INSTRUCTIONS FOR THE TASK:
Leaving out every picture, output the records below exactly as they are.

━━━━━━━━━━━━━━━━━━━━━━━━━━━━━━

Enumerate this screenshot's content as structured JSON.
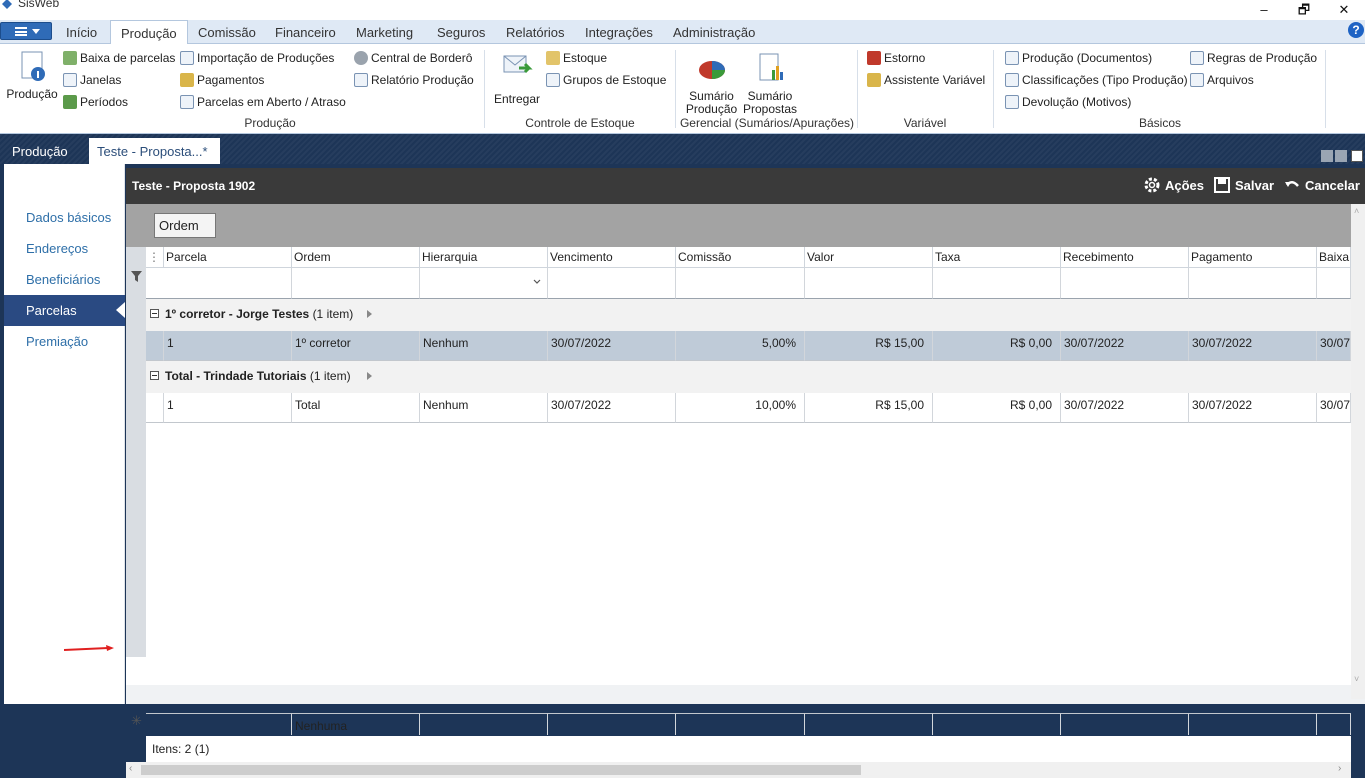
{
  "app": {
    "title": "SisWeb"
  },
  "window": {
    "minimize": "‒",
    "restore": "🗗",
    "close": "✕"
  },
  "ribbon_tabs": [
    "Início",
    "Produção",
    "Comissão",
    "Financeiro",
    "Marketing",
    "Seguros",
    "Relatórios",
    "Integrações",
    "Administração"
  ],
  "ribbon": {
    "producao_big": "Produção",
    "col1": [
      "Baixa de parcelas",
      "Janelas",
      "Períodos"
    ],
    "col2": [
      "Importação de Produções",
      "Pagamentos",
      "Parcelas em Aberto / Atraso"
    ],
    "col3": [
      "Central de Borderô",
      "Relatório Produção"
    ],
    "group_producao": "Produção",
    "entregar": "Entregar",
    "estoque": [
      "Estoque",
      "Grupos de Estoque"
    ],
    "group_estoque": "Controle de Estoque",
    "sumario_producao": [
      "Sumário",
      "Produção"
    ],
    "sumario_propostas": [
      "Sumário",
      "Propostas"
    ],
    "group_gerencial": "Gerencial (Sumários/Apurações)",
    "variavel": [
      "Estorno",
      "Assistente Variável"
    ],
    "group_variavel": "Variável",
    "basicos1": [
      "Produção (Documentos)",
      "Classificações (Tipo Produção)",
      "Devolução (Motivos)"
    ],
    "basicos2": [
      "Regras de Produção",
      "Arquivos"
    ],
    "group_basicos": "Básicos"
  },
  "doc_tabs": [
    "Produção",
    "Teste - Proposta...*"
  ],
  "sidebar": [
    "Dados básicos",
    "Endereços",
    "Beneficiários",
    "Parcelas",
    "Premiação"
  ],
  "header": {
    "title": "Teste - Proposta 1902",
    "acoes": "Ações",
    "salvar": "Salvar",
    "cancelar": "Cancelar"
  },
  "group_panel": {
    "button": "Ordem"
  },
  "columns": [
    "Parcela",
    "Ordem",
    "Hierarquia",
    "Vencimento",
    "Comissão",
    "Valor",
    "Taxa",
    "Recebimento",
    "Pagamento",
    "Baixa"
  ],
  "groups": [
    {
      "title": "1º corretor - Jorge Testes",
      "count": "(1 item)",
      "row": [
        "1",
        "1º corretor",
        "Nenhum",
        "30/07/2022",
        "5,00%",
        "R$ 15,00",
        "R$ 0,00",
        "30/07/2022",
        "30/07/2022",
        "30/07"
      ]
    },
    {
      "title": "Total - Trindade Tutoriais",
      "count": "(1 item)",
      "row": [
        "1",
        "Total",
        "Nenhum",
        "30/07/2022",
        "10,00%",
        "R$ 15,00",
        "R$ 0,00",
        "30/07/2022",
        "30/07/2022",
        "30/07"
      ]
    }
  ],
  "new_row": {
    "ordem": "Nenhuma"
  },
  "status": {
    "items": "Itens: 2 (1)"
  }
}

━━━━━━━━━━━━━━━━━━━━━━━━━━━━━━

TASK RESULT:
Enumerate this screenshot's content as structured JSON.
{
  "app": {
    "title": "SisWeb"
  },
  "window": {
    "minimize": "‒",
    "restore": "🗗",
    "close": "✕"
  },
  "ribbon_tabs": [
    "Início",
    "Produção",
    "Comissão",
    "Financeiro",
    "Marketing",
    "Seguros",
    "Relatórios",
    "Integrações",
    "Administração"
  ],
  "ribbon": {
    "producao_big": "Produção",
    "col1": [
      "Baixa de parcelas",
      "Janelas",
      "Períodos"
    ],
    "col2": [
      "Importação de Produções",
      "Pagamentos",
      "Parcelas em Aberto / Atraso"
    ],
    "col3": [
      "Central de Borderô",
      "Relatório Produção"
    ],
    "group_producao": "Produção",
    "entregar": "Entregar",
    "estoque": [
      "Estoque",
      "Grupos de Estoque"
    ],
    "group_estoque": "Controle de Estoque",
    "sumario_producao": [
      "Sumário",
      "Produção"
    ],
    "sumario_propostas": [
      "Sumário",
      "Propostas"
    ],
    "group_gerencial": "Gerencial (Sumários/Apurações)",
    "variavel": [
      "Estorno",
      "Assistente Variável"
    ],
    "group_variavel": "Variável",
    "basicos1": [
      "Produção (Documentos)",
      "Classificações (Tipo Produção)",
      "Devolução (Motivos)"
    ],
    "basicos2": [
      "Regras de Produção",
      "Arquivos"
    ],
    "group_basicos": "Básicos"
  },
  "doc_tabs": [
    "Produção",
    "Teste - Proposta...*"
  ],
  "sidebar": [
    "Dados básicos",
    "Endereços",
    "Beneficiários",
    "Parcelas",
    "Premiação"
  ],
  "header": {
    "title": "Teste - Proposta 1902",
    "acoes": "Ações",
    "salvar": "Salvar",
    "cancelar": "Cancelar"
  },
  "group_panel": {
    "button": "Ordem"
  },
  "columns": [
    "Parcela",
    "Ordem",
    "Hierarquia",
    "Vencimento",
    "Comissão",
    "Valor",
    "Taxa",
    "Recebimento",
    "Pagamento",
    "Baixa"
  ],
  "groups": [
    {
      "title": "1º corretor - Jorge Testes",
      "count": "(1 item)",
      "row": [
        "1",
        "1º corretor",
        "Nenhum",
        "30/07/2022",
        "5,00%",
        "R$ 15,00",
        "R$ 0,00",
        "30/07/2022",
        "30/07/2022",
        "30/07"
      ]
    },
    {
      "title": "Total - Trindade Tutoriais",
      "count": "(1 item)",
      "row": [
        "1",
        "Total",
        "Nenhum",
        "30/07/2022",
        "10,00%",
        "R$ 15,00",
        "R$ 0,00",
        "30/07/2022",
        "30/07/2022",
        "30/07"
      ]
    }
  ],
  "new_row": {
    "ordem": "Nenhuma"
  },
  "status": {
    "items": "Itens: 2 (1)"
  }
}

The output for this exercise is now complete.